TASK STATEMENT: For the string "JSON", count the lines in the records below that contain it. Answer with that number alone.

Data records for software interfaces:
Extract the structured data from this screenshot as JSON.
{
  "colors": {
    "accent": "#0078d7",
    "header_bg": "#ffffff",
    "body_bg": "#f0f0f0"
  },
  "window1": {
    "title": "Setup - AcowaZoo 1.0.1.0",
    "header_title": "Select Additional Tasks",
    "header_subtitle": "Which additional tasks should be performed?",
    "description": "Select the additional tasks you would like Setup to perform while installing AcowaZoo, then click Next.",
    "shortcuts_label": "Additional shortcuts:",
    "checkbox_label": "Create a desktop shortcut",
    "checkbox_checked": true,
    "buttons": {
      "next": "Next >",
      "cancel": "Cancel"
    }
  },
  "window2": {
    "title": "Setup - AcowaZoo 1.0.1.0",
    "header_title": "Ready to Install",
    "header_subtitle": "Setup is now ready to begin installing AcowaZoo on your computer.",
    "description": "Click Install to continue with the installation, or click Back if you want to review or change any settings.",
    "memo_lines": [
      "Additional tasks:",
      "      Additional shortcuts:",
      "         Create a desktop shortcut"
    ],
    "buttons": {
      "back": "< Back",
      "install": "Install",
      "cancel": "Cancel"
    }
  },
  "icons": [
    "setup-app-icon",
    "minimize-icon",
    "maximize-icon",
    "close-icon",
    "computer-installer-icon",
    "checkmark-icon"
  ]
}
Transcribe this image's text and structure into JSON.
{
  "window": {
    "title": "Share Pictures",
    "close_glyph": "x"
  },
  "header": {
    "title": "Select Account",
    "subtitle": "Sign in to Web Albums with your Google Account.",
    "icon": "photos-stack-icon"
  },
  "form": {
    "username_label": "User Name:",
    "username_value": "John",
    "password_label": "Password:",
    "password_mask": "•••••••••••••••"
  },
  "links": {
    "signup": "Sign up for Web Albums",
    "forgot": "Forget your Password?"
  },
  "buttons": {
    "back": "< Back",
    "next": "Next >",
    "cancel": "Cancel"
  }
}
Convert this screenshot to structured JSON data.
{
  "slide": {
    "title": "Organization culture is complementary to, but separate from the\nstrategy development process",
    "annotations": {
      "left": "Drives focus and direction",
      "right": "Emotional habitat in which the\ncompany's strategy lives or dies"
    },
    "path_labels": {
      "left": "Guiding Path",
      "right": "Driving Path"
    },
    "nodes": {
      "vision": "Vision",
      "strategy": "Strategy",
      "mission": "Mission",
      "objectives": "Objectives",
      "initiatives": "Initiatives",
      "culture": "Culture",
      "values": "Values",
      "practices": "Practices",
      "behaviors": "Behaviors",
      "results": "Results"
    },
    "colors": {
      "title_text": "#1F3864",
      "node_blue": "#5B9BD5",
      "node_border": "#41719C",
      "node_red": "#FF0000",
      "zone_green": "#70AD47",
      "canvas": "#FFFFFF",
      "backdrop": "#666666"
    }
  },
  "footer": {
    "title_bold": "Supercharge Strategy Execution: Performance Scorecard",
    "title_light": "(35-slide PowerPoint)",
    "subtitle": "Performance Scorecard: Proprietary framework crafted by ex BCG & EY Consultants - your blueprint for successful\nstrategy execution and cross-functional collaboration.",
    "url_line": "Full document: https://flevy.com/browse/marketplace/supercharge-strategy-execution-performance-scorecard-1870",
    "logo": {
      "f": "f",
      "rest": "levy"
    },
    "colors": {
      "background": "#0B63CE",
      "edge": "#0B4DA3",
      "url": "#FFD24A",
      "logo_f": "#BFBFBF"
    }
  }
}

WRITTEN REPLY: 3